2017 Project 52: Traditional Landscape & Leading Lines
Sometimes as an artist, you have an idea that is simply too brilliant not to be shared. So you plot and plan the piece, and then you proceed to pull it off with nary a hitch, producing a work of art that is exactly as envisioned, in perfectly designed, highly detailed, and sublimely skilled purpose.
Today's post showcases absolutely none of that.
Week 2 of my 2017 Project 52 ("P52" for short) started out a simple thing: produce a traditional landscape. I knew I wanted to bend the rules where "tradition" was concerned, invoking a fantastic element to the idea of "landscape". I began to brainstorm, pondering on possibly creating a landscape with fairy tale design elements, a castle perhaps, possibly with a menacing dragon to heighten the visual story. But then I began to ponder on just exactly what a landscape is: typically a sweeping, epic scene with mountains and rivers, trees and a sky that goes on for ages. What would be the opposite of such a grand vista? Why ... a delicate scene in miniature of course! So I decided to create the sort of landscape a fairy might see: a tiny world unto itself, full of wonder and diminutive magic.
I dressed my daughter in a pretty green dress, brushed her hair, and bade her remove her very modern eyeglasses.
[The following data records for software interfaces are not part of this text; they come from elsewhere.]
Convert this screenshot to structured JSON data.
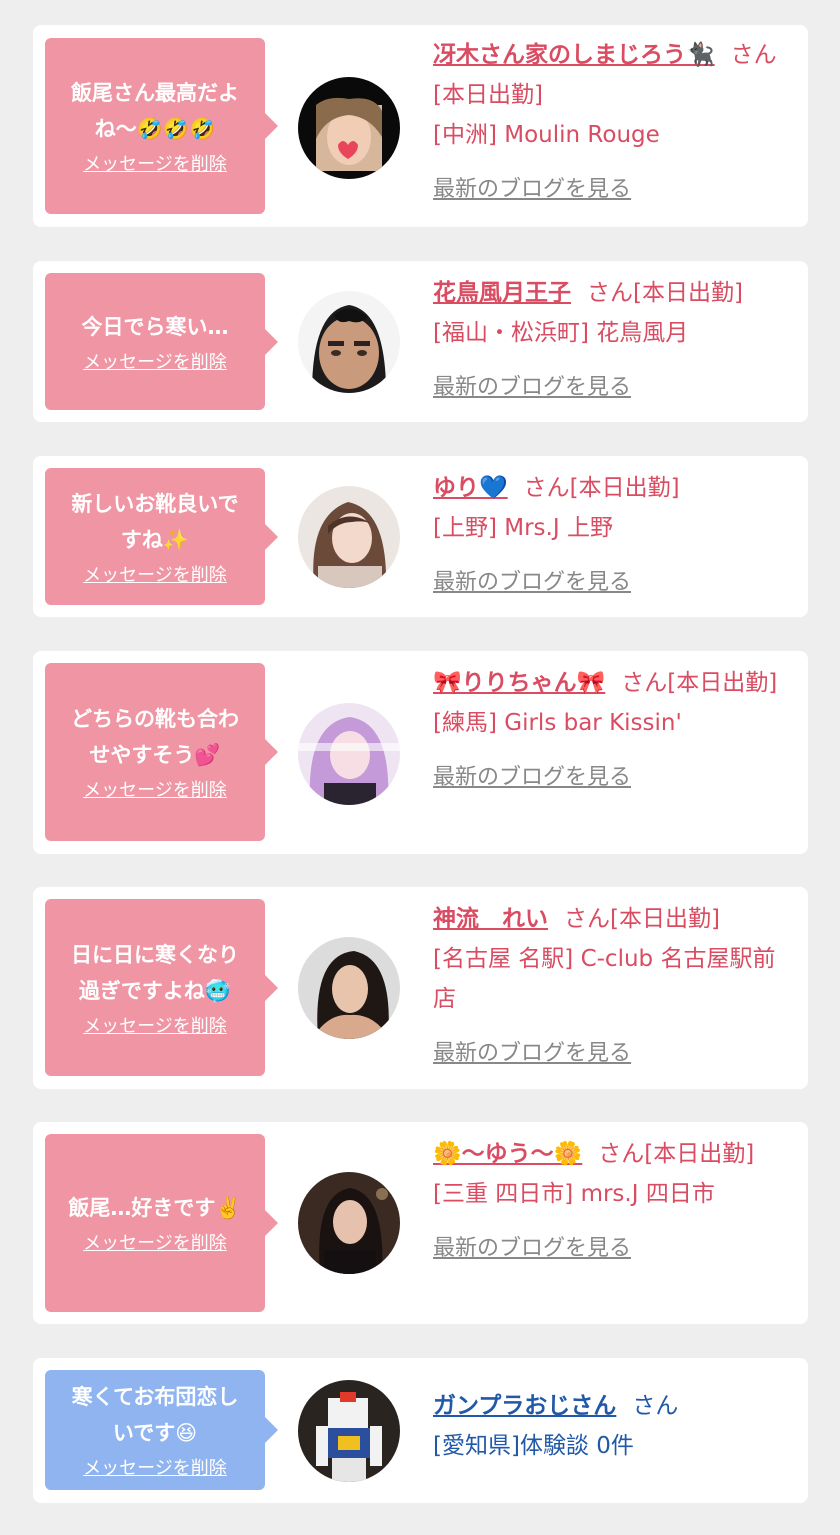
{
  "messages": [
    {
      "message": "飯尾さん最高だよ\nね〜🤣🤣🤣",
      "delete_label": "メッセージを削除",
      "name": "冴木さん家のしまじろう🐈‍⬛",
      "suffix": "さん[本日出勤]",
      "shop": "[中洲] Moulin Rouge",
      "blog_label": "最新のブログを見る",
      "avatar_icon": "avatar-photo",
      "theme": "pink"
    },
    {
      "message": "今日でら寒い…",
      "delete_label": "メッセージを削除",
      "name": "花鳥風月王子",
      "suffix": "さん[本日出勤]",
      "shop": "[福山・松浜町] 花鳥風月",
      "blog_label": "最新のブログを見る",
      "avatar_icon": "avatar-photo",
      "theme": "pink"
    },
    {
      "message": "新しいお靴良いで\nすね✨",
      "delete_label": "メッセージを削除",
      "name": "ゆり💙",
      "suffix": "さん[本日出勤]",
      "shop": "[上野] Mrs.J 上野",
      "blog_label": "最新のブログを見る",
      "avatar_icon": "avatar-photo",
      "theme": "pink"
    },
    {
      "message": "どちらの靴も合わ\nせやすそう💕",
      "delete_label": "メッセージを削除",
      "name": "🎀りりちゃん🎀",
      "suffix": "さん[本日出勤]",
      "shop": "[練馬] Girls bar Kissin'",
      "blog_label": "最新のブログを見る",
      "avatar_icon": "avatar-photo",
      "theme": "pink"
    },
    {
      "message": "日に日に寒くなり\n過ぎですよね🥶",
      "delete_label": "メッセージを削除",
      "name": "神流　れい",
      "suffix": "さん[本日出勤]",
      "shop": "[名古屋 名駅] C-club 名古屋駅前店",
      "blog_label": "最新のブログを見る",
      "avatar_icon": "avatar-photo",
      "theme": "pink"
    },
    {
      "message": "飯尾…好きです✌️",
      "delete_label": "メッセージを削除",
      "name": "🌼〜ゆう〜🌼",
      "suffix": "さん[本日出勤]",
      "shop": "[三重 四日市] mrs.J 四日市",
      "blog_label": "最新のブログを見る",
      "avatar_icon": "avatar-photo",
      "theme": "pink"
    },
    {
      "message": "寒くてお布団恋し\nいです😆",
      "delete_label": "メッセージを削除",
      "name": "ガンプラおじさん",
      "suffix": "さん",
      "shop": "[愛知県]体験談 0件",
      "blog_label": "",
      "avatar_icon": "avatar-photo",
      "theme": "blue"
    }
  ],
  "colors": {
    "background": "#eeeeee",
    "card": "#ffffff",
    "bubble_pink": "#ef95a3",
    "bubble_blue": "#8fb4f0",
    "name_pink": "#d94c62",
    "name_blue": "#2159a8",
    "link_gray": "#888888"
  }
}
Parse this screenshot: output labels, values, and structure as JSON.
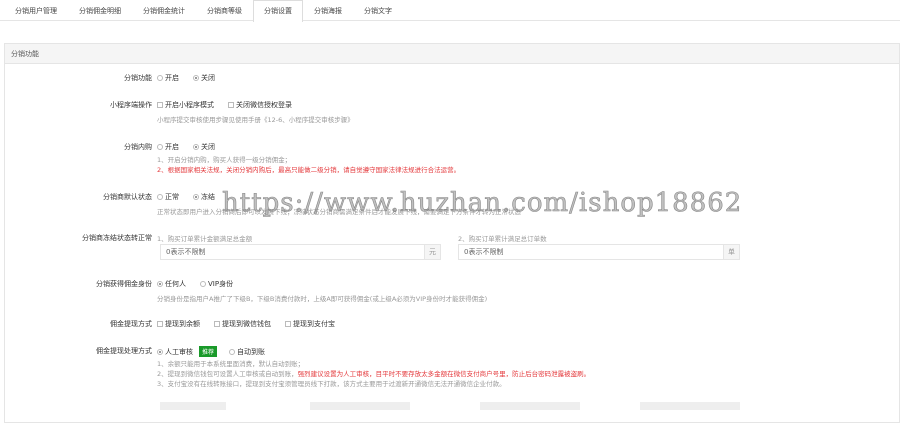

I positioned her on the hard wood of the living room floor and grabbed my camera. Kneeling didn't give me quite the perspective I was going for, so I flattened myself as low as I could go, laying my camera on the surface of the floor -- and that is when I saw it:
She wasn't a fairy. She was a mountain. A slumbering mountain, looming peacefully over a vast and verdant valley.
Presto! Change-o! My "traditional landscape" was born, entitled "Slumber Mountain".
Not what I'd originally envisioned, but I think it worked beautifully. Here's the speed edit video of how I did it.
A few days later, I shared the image on a Facebook Group where another member of the board told me of the The Legend of the Sleeping Lady, an Alaskan Folktale about a woman waiting for her warrior -- and waiting and waiting and waiting ... until she fell asleep and became a part of the landscape.
The third week of my P52 presented a new sort of challenge: Leading Lines. It's a pretty basic composition technique incorporating straight lines that lead the viewer's eyes directly to the subject of a work of art. I don't use a lot of this in my work, and I was quite frankly not super excited about creating something so ... well basic. So I decided to spice things up a bit by introducing some mystery into the image.
My original idea included (picture this) a vast negative space, in the center of which was a young woman with flowing gown -- leading your eyes to her would be the gown itself in swirling lines from the base of the image to her form.
I scrapped that idea in lieu of something a bit more complex. I hemmed and hawed about doing a mash-up between two of my favorite fandoms: Disney's Beauty and the Beast and the concept of "Bad Wolf" from the Doctor Who series -- the beast being a wolf, and Belle standing in as metaphor to the Doctor's Rose Tyler. But I wasted a lot time hemming and hawing, and it was Saturday (the very last day of my weekly challenge) by the time I made a decision -- forcing me to rush the photographing, design, and editing in one massive fell swoop.
I finally settled on an image that played with the concept of time, titling it "Tale as Old as Time". I know the Whovians and Disnerds among us would catch the subtlety. Belle, trailing rose petals behind her, while an open T.A.R.D.I.S. looms, inviting her to "adventure in the great wide somewhere."
In hindsight, I see so much wrong with this piece, on a visual and technical level. I feel like it had great potential -- and I just didn't do it justice, what with my gaps in skill knowledge and haste in putting it together. It's not the sort of "quality" I would ever, ever, ever provide a client as a final piece.
I did learn some new things (how to change the color of an object in Photoshop, for example), so in that sense it is success of a "growth" kind, but I really would like to take it back to the drawing board, so to speak, and make it better -- finish it. I may have to work on that in the coming weeks. Be on the lookout for a better, more skillfully presented version.